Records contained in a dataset
----------

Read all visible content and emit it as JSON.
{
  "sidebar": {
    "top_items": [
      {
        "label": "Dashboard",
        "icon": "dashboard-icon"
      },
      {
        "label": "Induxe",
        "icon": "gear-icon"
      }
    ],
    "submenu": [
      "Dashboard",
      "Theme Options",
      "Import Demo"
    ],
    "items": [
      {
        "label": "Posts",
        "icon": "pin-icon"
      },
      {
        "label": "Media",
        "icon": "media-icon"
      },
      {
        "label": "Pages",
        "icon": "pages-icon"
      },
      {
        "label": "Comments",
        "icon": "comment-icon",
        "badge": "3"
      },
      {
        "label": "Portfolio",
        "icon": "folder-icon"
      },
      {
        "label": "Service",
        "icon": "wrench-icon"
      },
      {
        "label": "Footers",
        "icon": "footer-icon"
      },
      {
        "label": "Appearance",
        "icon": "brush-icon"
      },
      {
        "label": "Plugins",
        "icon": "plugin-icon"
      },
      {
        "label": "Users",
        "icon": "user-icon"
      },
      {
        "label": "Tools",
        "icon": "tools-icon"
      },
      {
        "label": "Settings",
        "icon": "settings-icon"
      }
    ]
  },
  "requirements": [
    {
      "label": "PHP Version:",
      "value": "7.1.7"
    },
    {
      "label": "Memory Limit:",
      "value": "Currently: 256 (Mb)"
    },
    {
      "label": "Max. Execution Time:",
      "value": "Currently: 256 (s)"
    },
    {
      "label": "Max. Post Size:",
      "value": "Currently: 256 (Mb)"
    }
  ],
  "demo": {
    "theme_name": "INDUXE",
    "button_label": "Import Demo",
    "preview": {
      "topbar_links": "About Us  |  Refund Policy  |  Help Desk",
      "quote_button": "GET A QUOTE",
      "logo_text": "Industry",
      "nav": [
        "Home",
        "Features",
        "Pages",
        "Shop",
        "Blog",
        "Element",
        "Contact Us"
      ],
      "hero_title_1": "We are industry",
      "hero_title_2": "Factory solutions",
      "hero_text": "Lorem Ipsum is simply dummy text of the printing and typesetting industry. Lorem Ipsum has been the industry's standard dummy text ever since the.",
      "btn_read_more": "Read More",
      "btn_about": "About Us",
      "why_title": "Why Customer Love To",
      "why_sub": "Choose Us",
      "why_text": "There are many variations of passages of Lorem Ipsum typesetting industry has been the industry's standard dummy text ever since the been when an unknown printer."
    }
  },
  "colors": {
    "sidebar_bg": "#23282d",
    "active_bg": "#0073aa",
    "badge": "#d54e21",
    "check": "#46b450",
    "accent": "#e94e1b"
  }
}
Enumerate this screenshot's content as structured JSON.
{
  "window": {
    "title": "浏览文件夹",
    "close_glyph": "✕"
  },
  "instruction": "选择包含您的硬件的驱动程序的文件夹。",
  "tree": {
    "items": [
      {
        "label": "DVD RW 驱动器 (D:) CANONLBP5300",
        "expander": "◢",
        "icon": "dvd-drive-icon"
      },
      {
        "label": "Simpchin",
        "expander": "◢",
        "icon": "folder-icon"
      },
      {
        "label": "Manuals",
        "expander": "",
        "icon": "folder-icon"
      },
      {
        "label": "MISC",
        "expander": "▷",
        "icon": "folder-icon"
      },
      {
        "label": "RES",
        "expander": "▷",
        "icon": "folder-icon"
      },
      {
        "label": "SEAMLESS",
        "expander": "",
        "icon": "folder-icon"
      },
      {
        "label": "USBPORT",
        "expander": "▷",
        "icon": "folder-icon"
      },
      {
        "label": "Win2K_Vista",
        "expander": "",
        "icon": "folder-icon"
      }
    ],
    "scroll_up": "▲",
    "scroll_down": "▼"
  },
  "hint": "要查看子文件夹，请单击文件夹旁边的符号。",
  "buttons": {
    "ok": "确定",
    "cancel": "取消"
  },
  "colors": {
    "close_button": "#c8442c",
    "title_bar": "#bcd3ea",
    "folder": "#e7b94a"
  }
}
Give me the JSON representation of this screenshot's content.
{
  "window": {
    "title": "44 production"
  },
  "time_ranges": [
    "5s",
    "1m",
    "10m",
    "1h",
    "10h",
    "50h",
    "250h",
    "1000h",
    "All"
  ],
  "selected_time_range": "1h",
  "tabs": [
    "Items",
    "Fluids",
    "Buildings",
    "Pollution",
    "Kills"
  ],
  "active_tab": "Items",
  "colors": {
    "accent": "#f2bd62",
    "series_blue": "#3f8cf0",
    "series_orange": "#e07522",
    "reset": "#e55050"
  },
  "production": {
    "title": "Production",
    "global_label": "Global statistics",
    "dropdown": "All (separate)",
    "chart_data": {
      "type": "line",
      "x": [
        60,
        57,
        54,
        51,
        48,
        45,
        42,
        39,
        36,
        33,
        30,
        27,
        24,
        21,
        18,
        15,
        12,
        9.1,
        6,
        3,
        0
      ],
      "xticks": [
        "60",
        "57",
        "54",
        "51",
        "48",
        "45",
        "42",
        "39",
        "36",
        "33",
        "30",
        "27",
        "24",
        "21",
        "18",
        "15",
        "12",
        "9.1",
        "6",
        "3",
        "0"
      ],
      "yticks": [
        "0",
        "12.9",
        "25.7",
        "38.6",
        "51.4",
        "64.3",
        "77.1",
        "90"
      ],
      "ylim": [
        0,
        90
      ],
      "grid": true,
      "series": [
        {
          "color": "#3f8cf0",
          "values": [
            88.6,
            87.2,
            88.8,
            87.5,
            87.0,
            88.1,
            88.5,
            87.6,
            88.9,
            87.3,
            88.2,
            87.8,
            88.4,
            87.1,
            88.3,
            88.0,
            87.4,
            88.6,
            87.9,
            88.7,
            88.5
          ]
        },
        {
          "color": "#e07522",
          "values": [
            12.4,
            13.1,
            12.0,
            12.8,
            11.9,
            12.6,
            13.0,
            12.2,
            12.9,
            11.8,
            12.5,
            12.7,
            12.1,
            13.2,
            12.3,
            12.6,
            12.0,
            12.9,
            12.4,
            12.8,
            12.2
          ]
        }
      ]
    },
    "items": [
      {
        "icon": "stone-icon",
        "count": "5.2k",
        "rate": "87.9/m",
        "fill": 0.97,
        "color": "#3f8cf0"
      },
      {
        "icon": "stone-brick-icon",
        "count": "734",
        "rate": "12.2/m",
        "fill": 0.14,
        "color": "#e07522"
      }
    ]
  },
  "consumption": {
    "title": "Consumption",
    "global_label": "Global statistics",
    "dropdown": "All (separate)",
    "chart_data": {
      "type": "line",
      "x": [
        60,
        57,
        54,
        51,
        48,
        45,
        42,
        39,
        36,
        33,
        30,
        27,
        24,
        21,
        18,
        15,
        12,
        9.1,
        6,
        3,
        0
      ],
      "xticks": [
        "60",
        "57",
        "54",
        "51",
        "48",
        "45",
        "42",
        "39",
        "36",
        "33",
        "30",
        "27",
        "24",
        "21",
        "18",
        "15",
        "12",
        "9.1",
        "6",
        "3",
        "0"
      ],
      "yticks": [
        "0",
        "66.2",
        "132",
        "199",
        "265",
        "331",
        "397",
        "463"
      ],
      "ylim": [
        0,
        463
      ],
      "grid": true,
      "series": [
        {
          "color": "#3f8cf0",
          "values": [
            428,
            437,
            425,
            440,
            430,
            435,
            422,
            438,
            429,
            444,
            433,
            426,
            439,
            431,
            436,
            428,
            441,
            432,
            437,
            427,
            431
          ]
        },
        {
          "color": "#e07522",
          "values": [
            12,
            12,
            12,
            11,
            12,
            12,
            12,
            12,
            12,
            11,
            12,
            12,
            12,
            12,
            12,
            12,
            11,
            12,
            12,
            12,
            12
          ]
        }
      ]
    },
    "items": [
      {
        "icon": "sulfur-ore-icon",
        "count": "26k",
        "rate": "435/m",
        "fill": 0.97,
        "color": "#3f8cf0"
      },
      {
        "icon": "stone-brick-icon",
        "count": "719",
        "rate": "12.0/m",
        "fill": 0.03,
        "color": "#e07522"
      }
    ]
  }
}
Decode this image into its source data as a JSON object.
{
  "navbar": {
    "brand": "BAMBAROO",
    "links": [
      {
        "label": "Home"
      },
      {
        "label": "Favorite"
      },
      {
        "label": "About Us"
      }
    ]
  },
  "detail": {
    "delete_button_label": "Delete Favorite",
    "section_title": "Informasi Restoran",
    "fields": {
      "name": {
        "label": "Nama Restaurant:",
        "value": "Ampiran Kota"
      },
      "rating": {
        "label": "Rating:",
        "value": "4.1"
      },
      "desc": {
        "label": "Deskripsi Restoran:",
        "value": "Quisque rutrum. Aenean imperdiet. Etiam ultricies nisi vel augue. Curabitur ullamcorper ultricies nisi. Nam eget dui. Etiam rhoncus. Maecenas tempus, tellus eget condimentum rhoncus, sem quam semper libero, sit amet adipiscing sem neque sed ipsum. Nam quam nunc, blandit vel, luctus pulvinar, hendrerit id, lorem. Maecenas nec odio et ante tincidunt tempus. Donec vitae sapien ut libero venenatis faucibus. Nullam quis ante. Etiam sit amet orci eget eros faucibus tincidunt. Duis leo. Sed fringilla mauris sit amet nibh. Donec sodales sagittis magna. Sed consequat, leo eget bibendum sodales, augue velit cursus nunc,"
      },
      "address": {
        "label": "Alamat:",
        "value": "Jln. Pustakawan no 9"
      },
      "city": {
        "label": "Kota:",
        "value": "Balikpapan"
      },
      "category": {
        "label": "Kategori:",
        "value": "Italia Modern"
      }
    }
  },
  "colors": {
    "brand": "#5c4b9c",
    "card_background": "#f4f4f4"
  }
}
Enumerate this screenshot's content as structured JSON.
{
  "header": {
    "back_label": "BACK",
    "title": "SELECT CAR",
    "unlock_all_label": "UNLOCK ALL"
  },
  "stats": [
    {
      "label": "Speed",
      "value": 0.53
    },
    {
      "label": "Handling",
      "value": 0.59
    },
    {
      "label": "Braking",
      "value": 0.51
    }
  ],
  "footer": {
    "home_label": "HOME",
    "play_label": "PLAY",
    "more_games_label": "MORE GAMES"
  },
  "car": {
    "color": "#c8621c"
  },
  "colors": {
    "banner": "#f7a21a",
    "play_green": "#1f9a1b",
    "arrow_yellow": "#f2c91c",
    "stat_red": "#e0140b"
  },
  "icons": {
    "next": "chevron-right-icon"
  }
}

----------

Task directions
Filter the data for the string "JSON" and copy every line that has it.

Answer
Read all visible content and emit it as JSON.
Enumerate this screenshot's content as structured JSON.
Give me the JSON representation of this screenshot's content.
Decode this image into its source data as a JSON object.
Enumerate this screenshot's content as structured JSON.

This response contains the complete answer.